CW has been further developing our program of prior learning assessment. Students may now enter CW and have credits granted towards their degree for prior learning that had been accomplished at other colleges, through CLEP, Uexcel, ECE and International Baccalaureate exams, through several high school and BOCES articulations, for holding technology certifications such as A+, CCNA, Adobe or Microsoft Office Specialist, for military experience, or through a portfolio evaluation of life and career experiences. In September 2012, The College of Westchester was selected to partner with Carnegie Mellon University and a small group of other colleges across the country in Carnegie Mellon’s Open Learning Initiative (CMU-OLI). Funded, in part, by the Bill and Melinda Gates Foundation, The William and Flora Hewitt Foundation and the National Science Foundation, the CMU-OLI project seeks to improve the success of college students in certain “gateway courses”, identified as those that traditionally have high enrollments and are found to be the most challenging to entering students.

The stated goals of CMU-OLI include:
• Support better learning and instruction with high-quality, scientifically-based, classroom-tested online courses and materials through courses that are designed based on learning science research and, in turn, contribute to that research.
• Share courses and materials openly and freely so that anyone can learn. Courses are designed to support the individual learner who does not have the benefit of an instructor.
• Develop a community of use, research, and development to allow for the continuous evaluation, improvement, and growth of courses and course materials.

The course materials include self-paced, fully illustrated readings, embedded multimedia elements, practice activities, responsive ungraded self-assessment questions, and graded assessments.

As a formal program participant, five CW faculty members participated in a research project evaluating the benefit of using a suite of open source online materials developed by CMU in Statistics, Psychology, and Anatomy & Physiology. CW’s participation in the project continued through the Winter semester. Over 100 CW students participated in the project, all having agreed to do so as volunteer research subjects through CMU’s institutional review process. Students in selected CW Gateway Courses taught by the participating faculty were administered a CMU provided pre-test at the start of each course, were assigned to either experimental groups that utilized CMU-OLI materials in the classes or to control groups that did not, and were administered a CMU provided post-test at the end of each course. Researchers from Carnegie Mellon University are now evaluating the results provided by CW and the other participating colleges.

Several CW courses have been redesigned to make use of CMU-OLI resources, for example, the online ‘Human Biology’ course, eliminating the need entirely for a course textbook as a way to help reduce costs for students. The College will continue to adopt these materials systematically when available.

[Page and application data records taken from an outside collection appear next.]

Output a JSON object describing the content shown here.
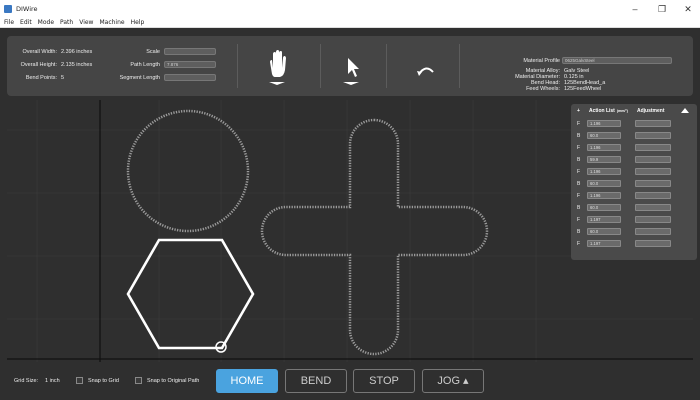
{
  "window": {
    "title": "DIWire",
    "minimize": "–",
    "maximize": "❐",
    "close": "✕"
  },
  "menu": [
    "File",
    "Edit",
    "Mode",
    "Path",
    "View",
    "Machine",
    "Help"
  ],
  "info": {
    "overall_width_label": "Overall Width:",
    "overall_width": "2.396 inches",
    "overall_height_label": "Overall Height:",
    "overall_height": "2.135 inches",
    "bend_points_label": "Bend Points:",
    "bend_points": "5"
  },
  "fields": {
    "scale_label": "Scale",
    "scale_value": "",
    "path_length_label": "Path Length",
    "path_length_value": "7.876",
    "segment_length_label": "Segment Length",
    "segment_length_value": ""
  },
  "tools": {
    "hand": "hand-icon",
    "select": "cursor-arrow-icon",
    "undo": "undo-arc-icon"
  },
  "material": {
    "profile_label": "Material Profile",
    "profile_value": "0625GalvSteel",
    "alloy_label": "Material Alloy:",
    "alloy_value": "Galv Steel",
    "diameter_label": "Material Diameter:",
    "diameter_value": "0.125 in",
    "bend_head_label": "Bend Head:",
    "bend_head_value": "125BendHead_a",
    "feed_wheels_label": "Feed Wheels:",
    "feed_wheels_value": "125FeedWheel"
  },
  "action_list": {
    "col0": "+",
    "col1": "Action List",
    "col1_unit": "(mm/°)",
    "col2": "Adjustment",
    "rows": [
      {
        "type": "F",
        "value": "1.196",
        "adj": ""
      },
      {
        "type": "B",
        "value": "60.0",
        "adj": ""
      },
      {
        "type": "F",
        "value": "1.196",
        "adj": ""
      },
      {
        "type": "B",
        "value": "59.9",
        "adj": ""
      },
      {
        "type": "F",
        "value": "1.196",
        "adj": ""
      },
      {
        "type": "B",
        "value": "60.0",
        "adj": ""
      },
      {
        "type": "F",
        "value": "1.196",
        "adj": ""
      },
      {
        "type": "B",
        "value": "60.0",
        "adj": ""
      },
      {
        "type": "F",
        "value": "1.197",
        "adj": ""
      },
      {
        "type": "B",
        "value": "60.0",
        "adj": ""
      },
      {
        "type": "F",
        "value": "1.197",
        "adj": ""
      }
    ]
  },
  "bottom": {
    "grid_size_label": "Grid Size:",
    "grid_size_value": "1 inch",
    "snap_grid": "Snap to Grid",
    "snap_path": "Snap to Original Path",
    "home": "HOME",
    "bend": "BEND",
    "stop": "STOP",
    "jog": "JOG ▴"
  },
  "colors": {
    "accent": "#4aa3df",
    "panel": "#454545",
    "canvas": "#2f2f2f"
  }
}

In these and many other ways, CW goes out of its way to help make college more affordable for students, embrace emerging technologies in ways that help students meet learning objectives, remediate successfully and without cost to students who need it, and partner with other higher education learning partners, such as Carnegie Mellon’s Open Learning Initiative.